Fifth-ranked Thiem cracked at 3-4 to help Djokovic nab the fourth set and a considerable statistical edge. While Djokovic held a 30-10 record in fifth sets, Thiem was a mediocre 8-6.
The trend ultimately continued, Thiem erring to crucially concede serve at 1-2.
It was far from over, though, since Thiem manufactured two break points immediately.
And he had chances on both, erring on a forehand into the net with Djokovic in trouble and missing a backhand pass long down the line. The latter was more difficult but given Thiem’s propensity to hit flashy winners, he’d like the shot back.
Thiem hung on by delivering a potent serve on break point at 2-4, and it was then Djokovic’s turn to escape a jam, at 15-30.
There was no drama in the final game. Djokovic served it out to 15 when Thiem’s forehand went wide.
“There were some devastating things that started 2020, with huge bushfires here in Australia, conflicts in parts of the world with people dying every day,” he said.
“One person that I considered close in my life, Kobe Bryant, passed away as well with his daughter.
“This is a reminder that we should stick together more than ever and be with our families. Stay close to the people who love you, that care about you.”
17 and counting
Djokovic still hasn’t lost a match since the year began.

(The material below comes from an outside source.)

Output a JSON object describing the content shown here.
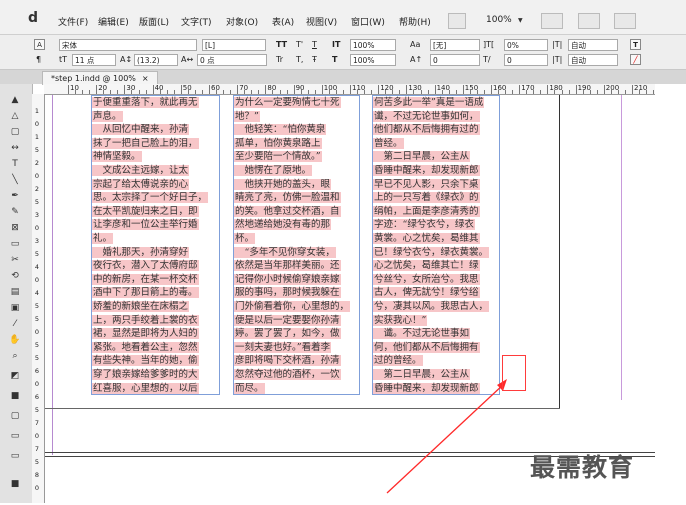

Serbia triumphed in the inaugural ATP Cup and, maybe just as important, Djokovic received some of the most vocal fan support of his career. He has always wanted to be loved — Federer and Nadal surpass him on that front — and he got his wish.

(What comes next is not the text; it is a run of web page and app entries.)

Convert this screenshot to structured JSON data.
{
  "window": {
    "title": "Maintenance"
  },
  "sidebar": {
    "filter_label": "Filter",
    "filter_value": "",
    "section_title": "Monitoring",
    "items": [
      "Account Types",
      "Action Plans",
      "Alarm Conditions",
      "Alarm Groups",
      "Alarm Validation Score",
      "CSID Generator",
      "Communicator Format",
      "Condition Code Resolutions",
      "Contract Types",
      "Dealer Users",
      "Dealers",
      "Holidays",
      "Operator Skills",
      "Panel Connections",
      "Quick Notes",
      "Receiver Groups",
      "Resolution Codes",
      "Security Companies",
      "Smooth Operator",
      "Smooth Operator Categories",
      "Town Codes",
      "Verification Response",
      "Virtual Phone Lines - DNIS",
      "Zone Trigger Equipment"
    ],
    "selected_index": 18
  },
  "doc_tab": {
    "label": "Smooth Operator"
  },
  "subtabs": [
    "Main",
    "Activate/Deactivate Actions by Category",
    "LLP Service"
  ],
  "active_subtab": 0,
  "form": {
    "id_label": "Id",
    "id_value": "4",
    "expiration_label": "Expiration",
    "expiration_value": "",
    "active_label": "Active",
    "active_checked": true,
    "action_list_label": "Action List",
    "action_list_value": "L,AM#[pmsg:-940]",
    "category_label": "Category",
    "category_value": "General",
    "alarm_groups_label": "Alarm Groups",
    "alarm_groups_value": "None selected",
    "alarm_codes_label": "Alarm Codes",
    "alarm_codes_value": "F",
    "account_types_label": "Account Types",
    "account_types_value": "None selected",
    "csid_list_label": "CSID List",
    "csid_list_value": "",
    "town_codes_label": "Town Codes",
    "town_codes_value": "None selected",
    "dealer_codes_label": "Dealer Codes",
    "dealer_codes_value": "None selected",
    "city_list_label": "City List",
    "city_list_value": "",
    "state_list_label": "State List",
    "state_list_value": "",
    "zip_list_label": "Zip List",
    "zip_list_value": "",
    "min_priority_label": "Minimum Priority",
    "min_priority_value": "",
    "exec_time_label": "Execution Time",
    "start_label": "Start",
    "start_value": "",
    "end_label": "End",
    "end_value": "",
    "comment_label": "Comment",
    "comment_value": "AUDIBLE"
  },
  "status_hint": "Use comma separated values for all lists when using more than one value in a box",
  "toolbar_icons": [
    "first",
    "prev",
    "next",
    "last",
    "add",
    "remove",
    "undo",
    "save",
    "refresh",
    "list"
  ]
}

“It played a role and a factor” in Djokovic’s Australian summer, his coach Marian Vajda told CNN. “It’s an engine.”
He seemed to slightly edge the support early in the final, with those on Rod Laver Arena subsequently getting behind Thiem when he fell behind 4-1.
Djokovic recently downplayed the importance of becoming the men’s all-time grand slam leader but he’d no doubt still like to get there. He trails Nadal by two and Federer by three.
As a bonus, he will usurp Nadal as the world No. 1 in the rankings come Monday.
With Djokovic, Nadal and Federer winning the previous 12 majors, Thiem’s task was always going to be extremely difficult.
“These guys brought tennis to a complete new level,” said Thiem. “They also brought me probably to a much better level. Of course, it would be or it was easier for sure in a different era to win big titles. That’s 100%.
“But I’m happy I can compete with these guys on the best level. I really hope also that I win my maiden slam when they’re still around because it just counts more.”
He spent an intense four hours on court in the quarterfinals against Nadal and endured an emotional rollercoaster against Alexander “Sascha” Zverev in the last four.
Entering the final having played an average of one hour more than Djokovic might have contributed to the result, no matter if the Austrian is considered one of the fittest players on the tour. He gestured, too, that he felt like vomiting in his semifinal.
“I think I’ve rarely felt physically that tired, especially now after all the tension’s gone,” said Thiem. “I played an unbelievable intense match against Rafa, such an intense match against Sascha in the semis. Today again I think almost over four hours. I think that was very demanding.
“Of course, I just feel a lot of emptiness right now.”
All three of Thiem’s grand slam defeats have come at the hands of the all conquering Big Three. In Melbourne, no one in the men’s game has been better than Djokovic.